“Cardinal Charlie” Gill: Seven made junior high honor roll in 1918Published 10:05am Tuesday, September 15, 2009
One of the students, Devere Wade, who had five A’s, is one I have written a column about recently.
Extra special at the Beckwith Theatre, Theda Bara in “Salome,” a 10-reel production.
1919: Cooper Underwear Co. was dismantling the factory and would finish by Saturday.
April 1920: The big Heddon “Flying Fish” will make their graceful ascensions and landings west of the city. The first will be here the latter part of next week. The announcement comes from the Heddon Aviation Co., of which Charles Heddon is president. He reports that a lease for the rental of 40 acres of land just west of the city formerly known as the Harmon farm and now owned by James Delaney has been executed. Workmen were immediately sent to the land by Henry F. Fawcett, who is general manager of the Heddon Aviation Co.
1924: Lisle Stevens sold a Maxwell club sedan to Earl Van Antwerp of Decatur.
Earl Whitmore also has a new Maxwell.
1928: Floyd Probst, who worked for the city, was found dead beneath a large pile of gravel as he was loading his truck.
1928: Col. Irving Phillipson was grand marshal of the parade honoring the crew and passengers on the Graph Zeppelin in New York City.
1929: You can get a Pontiac Big 6 for $745.
1930: There were just two comics in the paper in the early ’30s – Big Sister and Etta Kett.
1932: Walt Taberski says his Polish baseball team will soon have a fine diamond on which to play. It is just east of Premier Furnace Co. This field used to have carnivals when I was a kid.
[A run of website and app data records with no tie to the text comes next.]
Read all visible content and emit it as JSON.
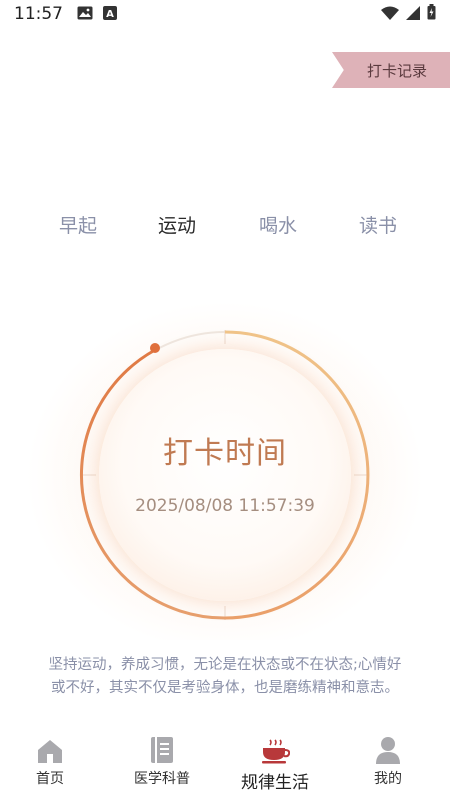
{
  "status_bar": {
    "time": "11:57"
  },
  "record_button": {
    "label": "打卡记录"
  },
  "tabs": [
    {
      "label": "早起",
      "active": false
    },
    {
      "label": "运动",
      "active": true
    },
    {
      "label": "喝水",
      "active": false
    },
    {
      "label": "读书",
      "active": false
    }
  ],
  "checkin": {
    "title": "打卡时间",
    "datetime": "2025/08/08 11:57:39"
  },
  "description": "坚持运动，养成习惯，无论是在状态或不在状态;心情好或不好，其实不仅是考验身体，也是磨练精神和意志。",
  "nav": [
    {
      "label": "首页",
      "icon": "home-icon",
      "active": false
    },
    {
      "label": "医学科普",
      "icon": "book-icon",
      "active": false
    },
    {
      "label": "规律生活",
      "icon": "teacup-icon",
      "active": true
    },
    {
      "label": "我的",
      "icon": "user-icon",
      "active": false
    }
  ],
  "colors": {
    "accent_ring": "#e0874d",
    "active_nav_icon": "#b8383a",
    "record_tag": "#deb2b8",
    "tab_inactive": "#8a90a8"
  }
}
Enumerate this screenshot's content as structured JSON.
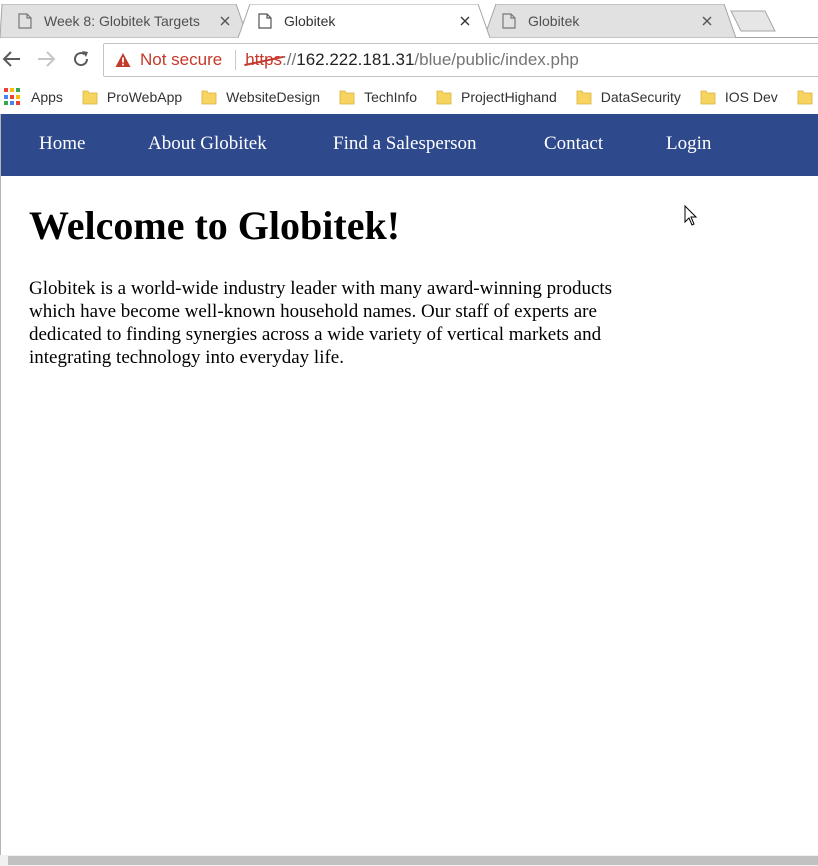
{
  "browser": {
    "tabs": [
      {
        "title": "Week 8: Globitek Targets",
        "active": false
      },
      {
        "title": "Globitek",
        "active": true
      },
      {
        "title": "Globitek",
        "active": false
      }
    ],
    "address_bar": {
      "security_label": "Not secure",
      "url_scheme": "https",
      "url_separator": "://",
      "url_host": "162.222.181.31",
      "url_path": "/blue/public/index.php"
    },
    "bookmarks": [
      {
        "label": "Apps",
        "icon": "apps-grid-icon"
      },
      {
        "label": "ProWebApp",
        "icon": "folder-icon"
      },
      {
        "label": "WebsiteDesign",
        "icon": "folder-icon"
      },
      {
        "label": "TechInfo",
        "icon": "folder-icon"
      },
      {
        "label": "ProjectHighand",
        "icon": "folder-icon"
      },
      {
        "label": "DataSecurity",
        "icon": "folder-icon"
      },
      {
        "label": "IOS Dev",
        "icon": "folder-icon"
      }
    ],
    "colors": {
      "warning": "#c5392b",
      "folder": "#f7d35f"
    }
  },
  "site": {
    "nav": [
      "Home",
      "About Globitek",
      "Find a Salesperson",
      "Contact",
      "Login"
    ],
    "title": "Welcome to Globitek!",
    "intro": "Globitek is a world-wide industry leader with many award-winning products which have become well-known household names. Our staff of experts are dedicated to finding synergies across a wide variety of vertical markets and integrating technology into everyday life.",
    "colors": {
      "nav_background": "#2e4a8c",
      "nav_text": "#ffffff"
    }
  }
}
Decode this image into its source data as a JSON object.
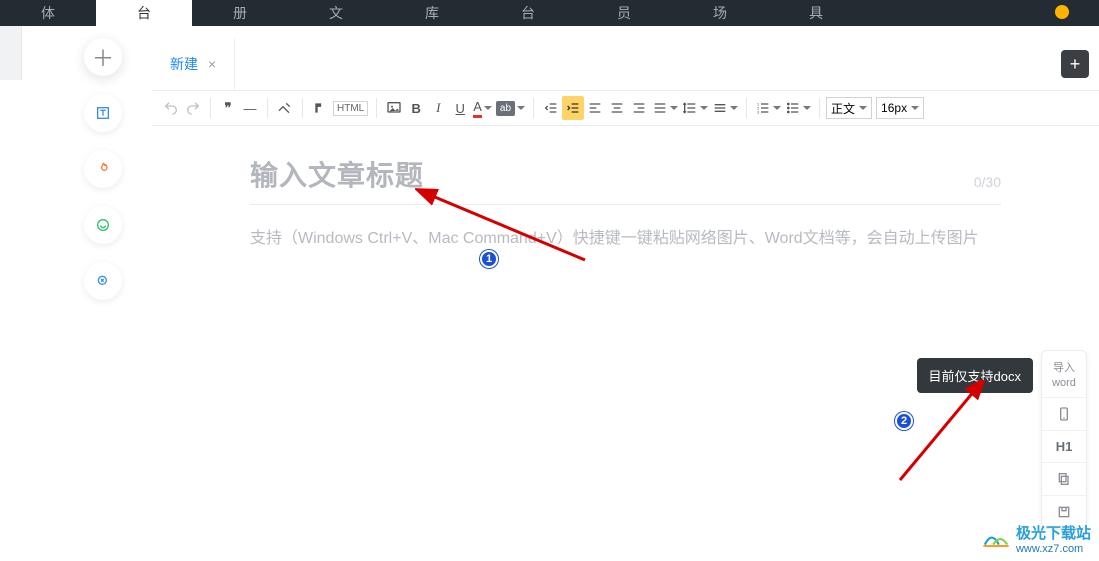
{
  "topnav": {
    "items": [
      "体",
      "台",
      "册",
      "文",
      "库",
      "台",
      "员",
      "场",
      "具"
    ],
    "active_index": 1
  },
  "leftcol": {
    "newbtn_glyph": "＋"
  },
  "tab": {
    "name": "新建",
    "close_glyph": "×"
  },
  "addtab_glyph": "+",
  "toolbar": {
    "quote_glyph": "❞",
    "hr_glyph": "—",
    "eraser_glyph": "⌫",
    "brush_glyph": "✎",
    "html_label": "HTML",
    "image_glyph": "▣",
    "bold_glyph": "B",
    "italic_glyph": "I",
    "underline_glyph": "U",
    "fontcolor_glyph": "A",
    "bgcolor_glyph": "ab",
    "style_select": "正文",
    "size_select": "16px"
  },
  "title": {
    "placeholder": "输入文章标题",
    "counter": "0/30"
  },
  "body": {
    "placeholder": "支持（Windows Ctrl+V、Mac Command+V）快捷键一键粘贴网络图片、Word文档等，会自动上传图片"
  },
  "floatbox": {
    "import_word_line1": "导入",
    "import_word_line2": "word",
    "h1_label": "H1"
  },
  "tooltip": {
    "import_word": "目前仅支持docx"
  },
  "annotations": {
    "step1": "1",
    "step2": "2"
  },
  "watermark": {
    "line1": "极光下载站",
    "line2": "www.xz7.com"
  }
}
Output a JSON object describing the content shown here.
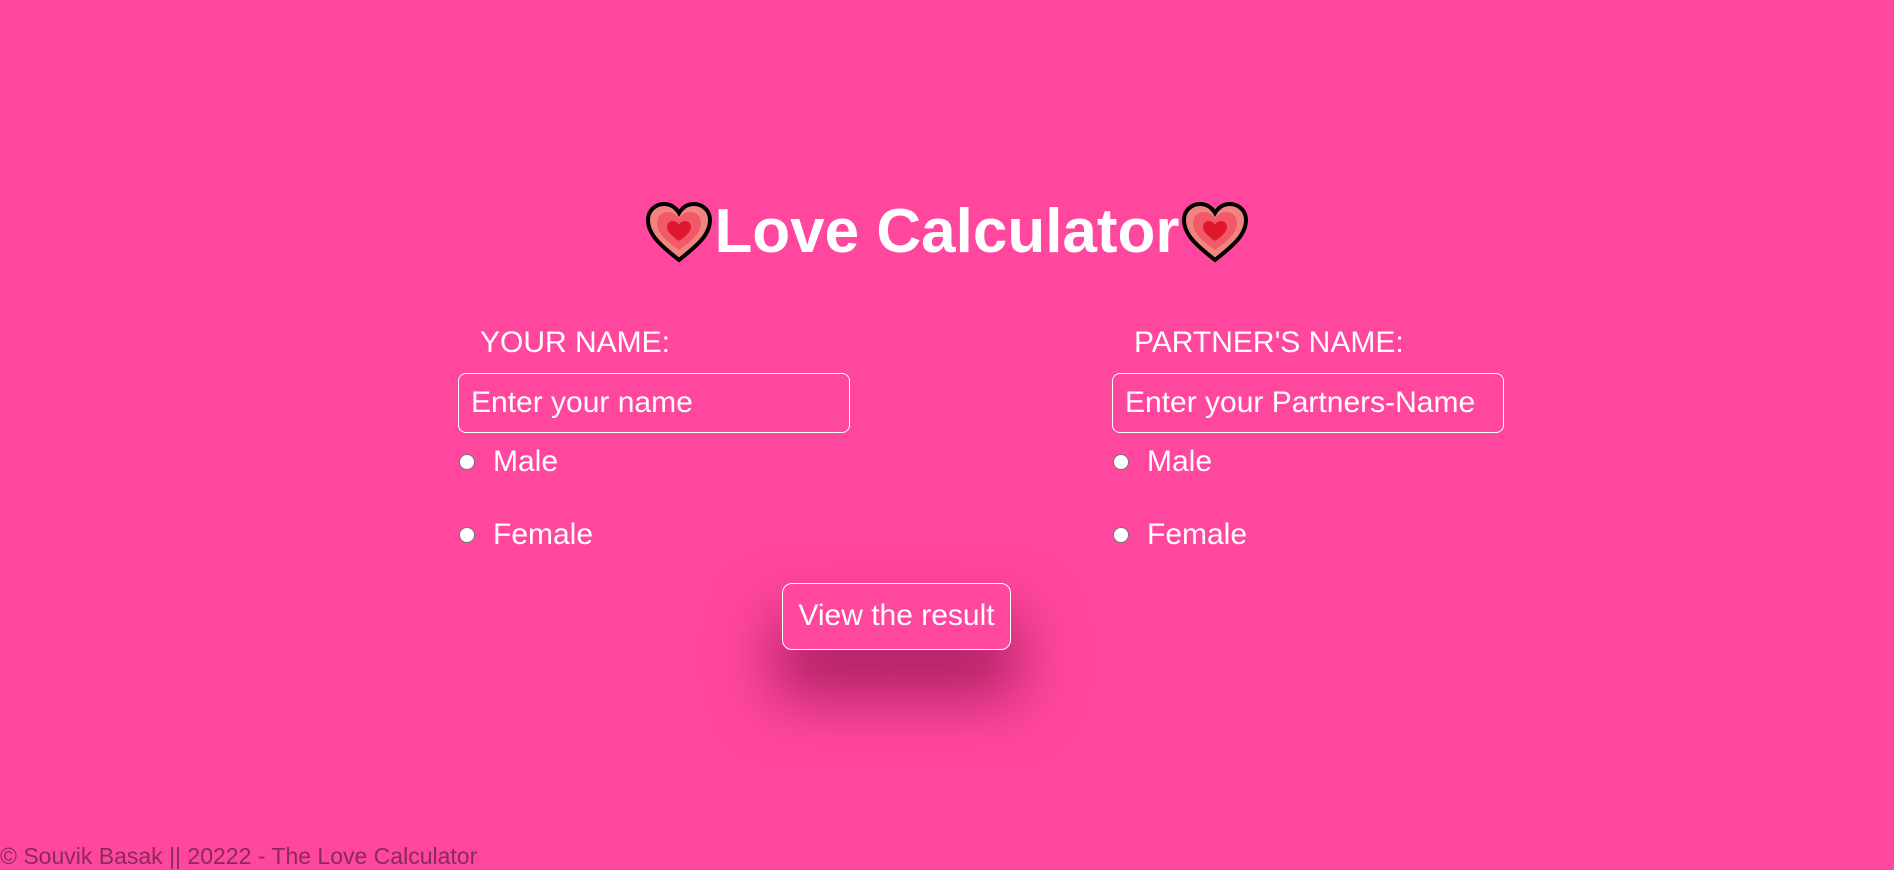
{
  "page": {
    "title": "Love Calculator",
    "title_icon": "heart-emoji-icon",
    "background_color": "#ff479e",
    "text_color": "#ffffff"
  },
  "your_name": {
    "label": "YOUR NAME:",
    "placeholder": "Enter your name",
    "value": "",
    "options": [
      "Male",
      "Female"
    ]
  },
  "partner_name": {
    "label": "PARTNER'S NAME:",
    "placeholder": "Enter your Partners-Name",
    "value": "",
    "options": [
      "Male",
      "Female"
    ]
  },
  "result_button": {
    "label": "View the result"
  },
  "footer": {
    "text": "© Souvik Basak || 20222 - The Love Calculator"
  }
}
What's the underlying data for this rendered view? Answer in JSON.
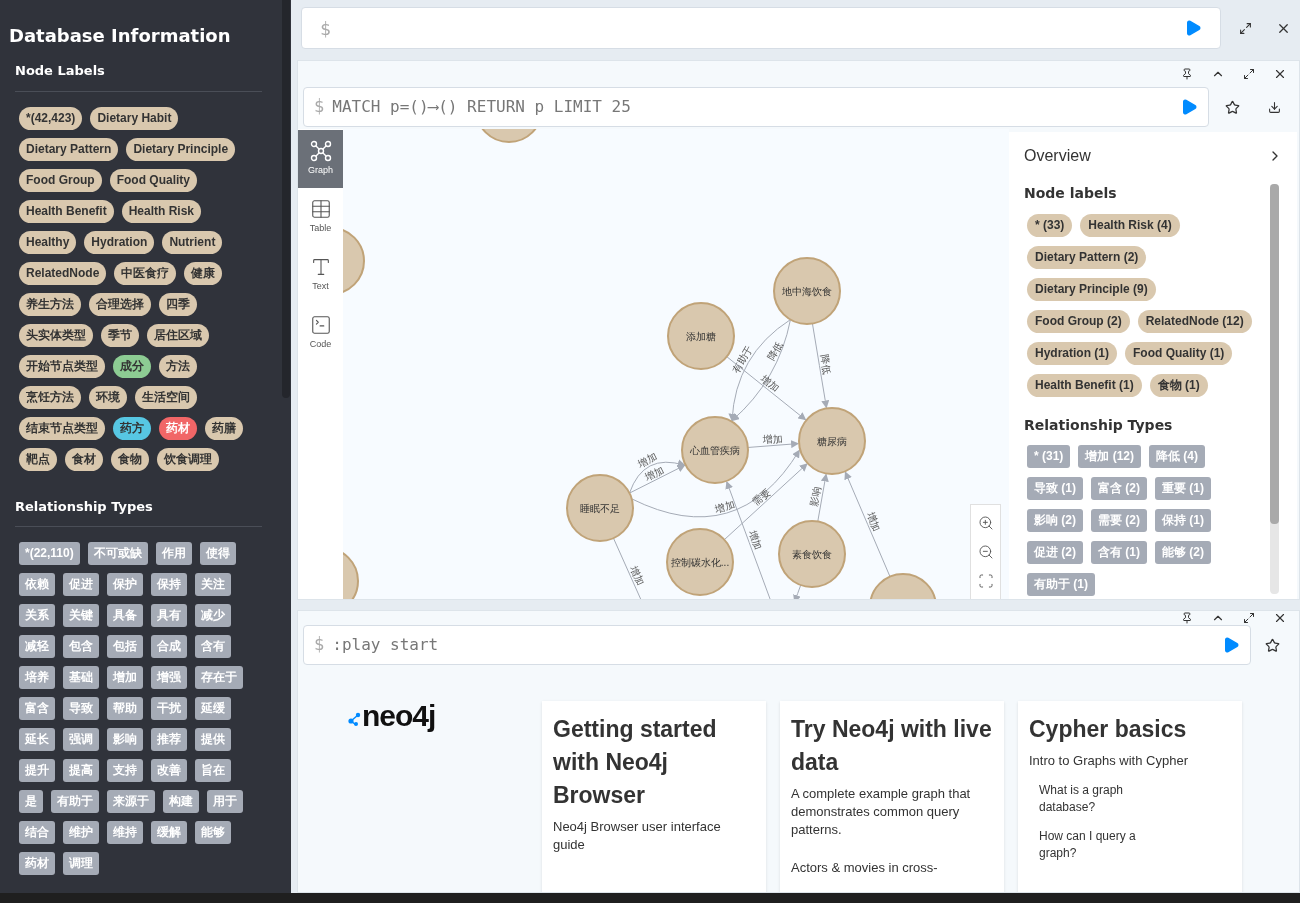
{
  "sidebar": {
    "title": "Database Information",
    "node_labels": {
      "heading": "Node Labels",
      "items": [
        {
          "label": "*(42,423)",
          "color": "#d9c8ae"
        },
        {
          "label": "Dietary Habit",
          "color": "#d9c8ae"
        },
        {
          "label": "Dietary Pattern",
          "color": "#d9c8ae"
        },
        {
          "label": "Dietary Principle",
          "color": "#d9c8ae"
        },
        {
          "label": "Food Group",
          "color": "#d9c8ae"
        },
        {
          "label": "Food Quality",
          "color": "#d9c8ae"
        },
        {
          "label": "Health Benefit",
          "color": "#d9c8ae"
        },
        {
          "label": "Health Risk",
          "color": "#d9c8ae"
        },
        {
          "label": "Healthy",
          "color": "#d9c8ae"
        },
        {
          "label": "Hydration",
          "color": "#d9c8ae"
        },
        {
          "label": "Nutrient",
          "color": "#d9c8ae"
        },
        {
          "label": "RelatedNode",
          "color": "#d9c8ae"
        },
        {
          "label": "中医食疗",
          "color": "#d9c8ae"
        },
        {
          "label": "健康",
          "color": "#d9c8ae"
        },
        {
          "label": "养生方法",
          "color": "#d9c8ae"
        },
        {
          "label": "合理选择",
          "color": "#d9c8ae"
        },
        {
          "label": "四季",
          "color": "#d9c8ae"
        },
        {
          "label": "头实体类型",
          "color": "#d9c8ae"
        },
        {
          "label": "季节",
          "color": "#d9c8ae"
        },
        {
          "label": "居住区域",
          "color": "#d9c8ae"
        },
        {
          "label": "开始节点类型",
          "color": "#d9c8ae"
        },
        {
          "label": "成分",
          "color": "#8dcc93"
        },
        {
          "label": "方法",
          "color": "#d9c8ae"
        },
        {
          "label": "烹饪方法",
          "color": "#d9c8ae"
        },
        {
          "label": "环境",
          "color": "#d9c8ae"
        },
        {
          "label": "生活空间",
          "color": "#d9c8ae"
        },
        {
          "label": "结束节点类型",
          "color": "#d9c8ae"
        },
        {
          "label": "药方",
          "color": "#57c7e3"
        },
        {
          "label": "药材",
          "color": "#f16667"
        },
        {
          "label": "药膳",
          "color": "#d9c8ae"
        },
        {
          "label": "靶点",
          "color": "#d9c8ae"
        },
        {
          "label": "食材",
          "color": "#d9c8ae"
        },
        {
          "label": "食物",
          "color": "#d9c8ae"
        },
        {
          "label": "饮食调理",
          "color": "#d9c8ae"
        }
      ]
    },
    "relationship_types": {
      "heading": "Relationship Types",
      "items": [
        "*(22,110)",
        "不可或缺",
        "作用",
        "使得",
        "依赖",
        "促进",
        "保护",
        "保持",
        "关注",
        "关系",
        "关键",
        "具备",
        "具有",
        "减少",
        "减轻",
        "包含",
        "包括",
        "合成",
        "含有",
        "培养",
        "基础",
        "增加",
        "增强",
        "存在于",
        "富含",
        "导致",
        "帮助",
        "干扰",
        "延缓",
        "延长",
        "强调",
        "影响",
        "推荐",
        "提供",
        "提升",
        "提高",
        "支持",
        "改善",
        "旨在",
        "是",
        "有助于",
        "来源于",
        "构建",
        "用于",
        "结合",
        "维护",
        "维持",
        "缓解",
        "能够",
        "药材",
        "调理"
      ]
    }
  },
  "top_editor": {
    "prompt": "$"
  },
  "result_frame": {
    "prompt": "$",
    "query": "MATCH p=()⟶() RETURN p LIMIT 25",
    "views": [
      {
        "label": "Graph",
        "kind": "graph",
        "selected": true
      },
      {
        "label": "Table",
        "kind": "table",
        "selected": false
      },
      {
        "label": "Text",
        "kind": "text",
        "selected": false
      },
      {
        "label": "Code",
        "kind": "code",
        "selected": false
      }
    ],
    "graph": {
      "nodes": [
        "地中海饮食",
        "添加糖",
        "心血管疾病",
        "糖尿病",
        "睡眠不足",
        "控制碳水化...",
        "素食饮食"
      ],
      "relationship_labels": [
        "有助于",
        "降低",
        "降低",
        "增加",
        "增加",
        "增加",
        "增加",
        "增加",
        "需要",
        "影响",
        "增加",
        "增加",
        "增加"
      ]
    },
    "overview": {
      "title": "Overview",
      "node_heading": "Node labels",
      "node_labels": [
        "* (33)",
        "Health Risk (4)",
        "Dietary Pattern (2)",
        "Dietary Principle (9)",
        "Food Group (2)",
        "RelatedNode (12)",
        "Hydration (1)",
        "Food Quality (1)",
        "Health Benefit (1)",
        "食物 (1)"
      ],
      "rel_heading": "Relationship Types",
      "rel_types": [
        "* (31)",
        "增加 (12)",
        "降低 (4)",
        "导致 (1)",
        "富含 (2)",
        "重要 (1)",
        "影响 (2)",
        "需要 (2)",
        "保持 (1)",
        "促进 (2)",
        "含有 (1)",
        "能够 (2)",
        "有助于 (1)"
      ]
    }
  },
  "guide_frame": {
    "prompt": "$",
    "command": ":play start",
    "logo": "neo4j",
    "cards": [
      {
        "title": "Getting started with Neo4j Browser",
        "subtitle": "Neo4j Browser user interface guide"
      },
      {
        "title": "Try Neo4j with live data",
        "subtitle": "A complete example graph that demonstrates common query patterns.",
        "extra": "Actors & movies in cross-"
      },
      {
        "title": "Cypher basics",
        "subtitle": "Intro to Graphs with Cypher",
        "links": [
          "What is a graph database?",
          "How can I query a graph?"
        ]
      }
    ]
  }
}
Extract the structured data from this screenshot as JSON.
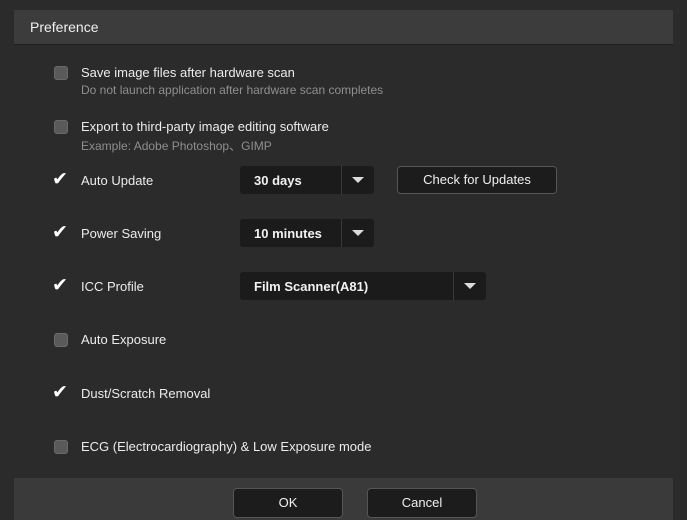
{
  "window": {
    "title": "Preference"
  },
  "options": {
    "save_files": {
      "label": "Save image files after hardware scan",
      "sub": "Do not launch application after hardware scan completes",
      "checked": false
    },
    "export_third_party": {
      "label": "Export to third-party image editing software",
      "sub": "Example: Adobe Photoshop、GIMP",
      "checked": false
    },
    "auto_update": {
      "label": "Auto Update",
      "checked": true,
      "value": "30 days"
    },
    "power_saving": {
      "label": "Power Saving",
      "checked": true,
      "value": "10 minutes"
    },
    "icc_profile": {
      "label": "ICC Profile",
      "checked": true,
      "value": "Film Scanner(A81)"
    },
    "auto_exposure": {
      "label": "Auto Exposure",
      "checked": false
    },
    "dust_removal": {
      "label": "Dust/Scratch Removal",
      "checked": true
    },
    "ecg_mode": {
      "label": "ECG (Electrocardiography) & Low Exposure mode",
      "checked": false
    }
  },
  "buttons": {
    "check_updates": "Check for Updates",
    "ok": "OK",
    "cancel": "Cancel"
  },
  "icons": {
    "checkmark": "✔"
  }
}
1934 ad: Pure Ice Utility Fuel and Sales Co., 108 Beeson St.
Joe McArthur of Heddon’s caught a 6 1/2-pound brown trout and Day Armstrong one just a bit smaller.
Charles Mosher and sons Herbert, Chick and Sidney made a big catch of 24 brook, rainbow and brown varieties.
Notice of mortgage sale: Charles A. Hubbard, a widower, as mortgagor to Dowagiac National Bank, $3,513. (just like the ’09s, huh?) This was Sid Mosher’s uncle Hub, who had an ice business, I think on Penn Avenue, where Wayne Clark once had a Texaco gas station in the late ’30s or early ’40s.
“Cardinal Charlie” Gill writes a nostalgic weekly column about growing up in the Grand Old City.
E-mail him at email@example.com.